Segment Start: Data to process
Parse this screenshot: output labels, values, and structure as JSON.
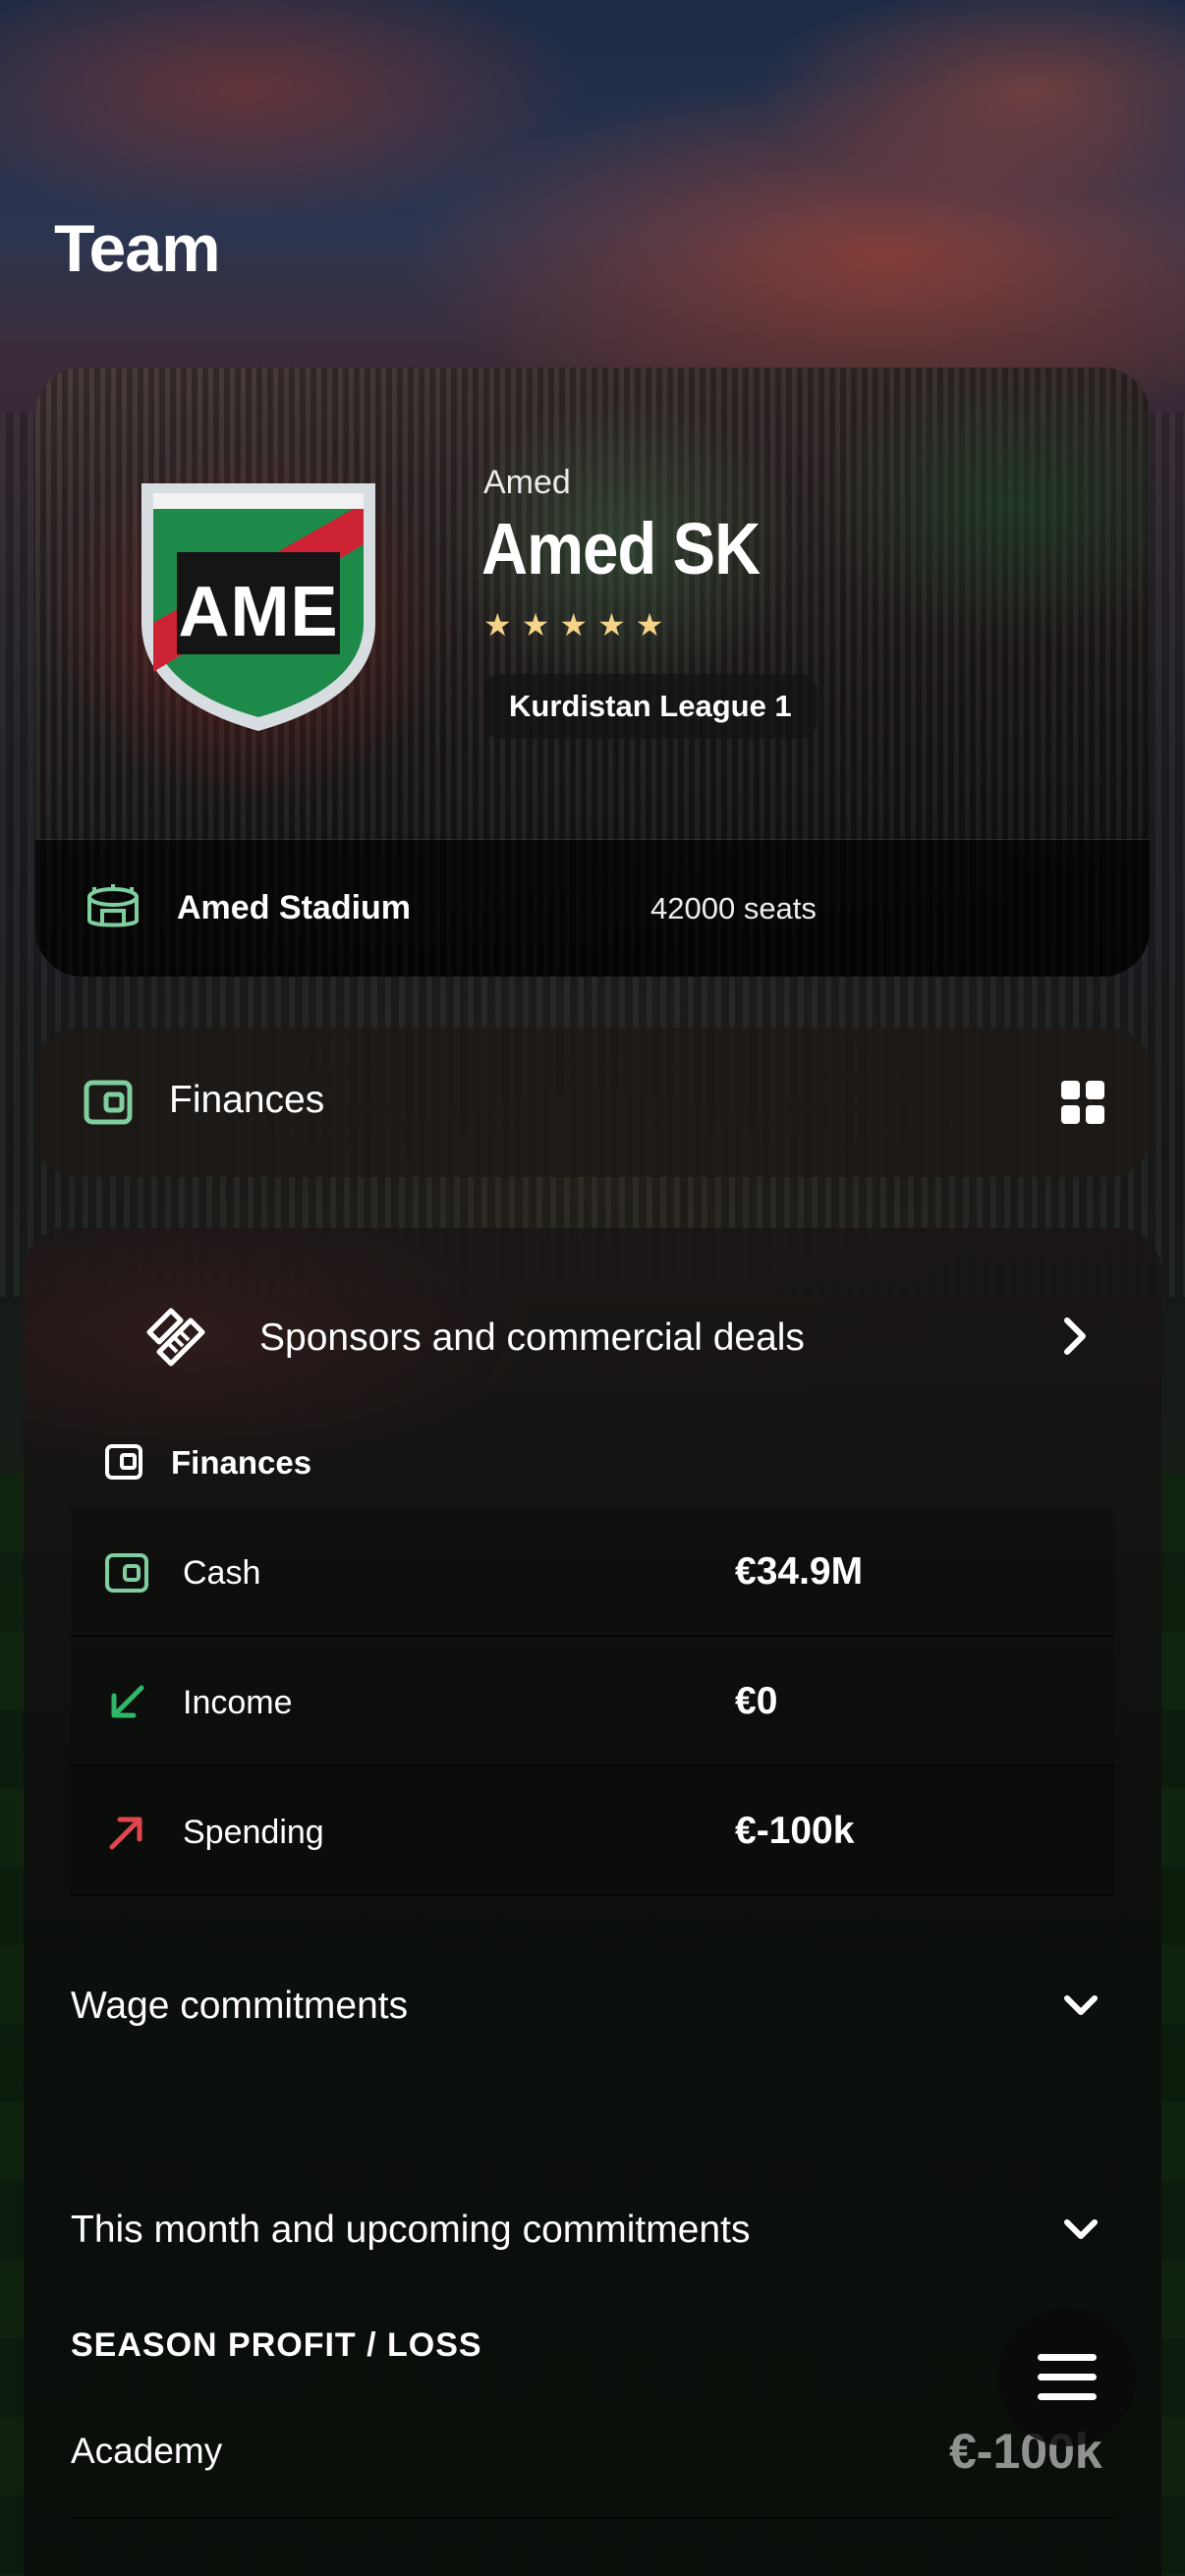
{
  "page": {
    "title": "Team"
  },
  "team": {
    "crest_text": "AME",
    "city": "Amed",
    "name": "Amed SK",
    "stars": 5,
    "league": "Kurdistan League 1",
    "stadium": {
      "name": "Amed Stadium",
      "seats": "42000 seats"
    }
  },
  "finances_bar": {
    "label": "Finances",
    "icon": "wallet-icon",
    "action_icon": "grid-icon"
  },
  "sponsors": {
    "label": "Sponsors and commercial deals",
    "icon": "handshake-icon"
  },
  "finances": {
    "title": "Finances",
    "rows": [
      {
        "label": "Cash",
        "value": "€34.9M",
        "icon": "wallet-icon"
      },
      {
        "label": "Income",
        "value": "€0",
        "icon": "arrow-down-left-icon"
      },
      {
        "label": "Spending",
        "value": "€-100k",
        "icon": "arrow-up-right-icon"
      }
    ]
  },
  "sections": {
    "wages": "Wage commitments",
    "upcoming": "This month and upcoming commitments"
  },
  "season": {
    "title": "SEASON PROFIT / LOSS",
    "academy_label": "Academy",
    "academy_value": "€-100k"
  },
  "colors": {
    "accent_green": "#7fcf9e",
    "income_green": "#2fb86a",
    "spending_red": "#e0474c",
    "star_gold": "#f5d389"
  }
}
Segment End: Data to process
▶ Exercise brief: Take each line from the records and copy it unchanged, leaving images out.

▶ Written solution:
Parse this screenshot: output labels, values, and structure as JSON.
{
  "page": {
    "title": "Team"
  },
  "team": {
    "crest_text": "AME",
    "city": "Amed",
    "name": "Amed SK",
    "stars": 5,
    "league": "Kurdistan League 1",
    "stadium": {
      "name": "Amed Stadium",
      "seats": "42000 seats"
    }
  },
  "finances_bar": {
    "label": "Finances",
    "icon": "wallet-icon",
    "action_icon": "grid-icon"
  },
  "sponsors": {
    "label": "Sponsors and commercial deals",
    "icon": "handshake-icon"
  },
  "finances": {
    "title": "Finances",
    "rows": [
      {
        "label": "Cash",
        "value": "€34.9M",
        "icon": "wallet-icon"
      },
      {
        "label": "Income",
        "value": "€0",
        "icon": "arrow-down-left-icon"
      },
      {
        "label": "Spending",
        "value": "€-100k",
        "icon": "arrow-up-right-icon"
      }
    ]
  },
  "sections": {
    "wages": "Wage commitments",
    "upcoming": "This month and upcoming commitments"
  },
  "season": {
    "title": "SEASON PROFIT / LOSS",
    "academy_label": "Academy",
    "academy_value": "€-100k"
  },
  "colors": {
    "accent_green": "#7fcf9e",
    "income_green": "#2fb86a",
    "spending_red": "#e0474c",
    "star_gold": "#f5d389"
  }
}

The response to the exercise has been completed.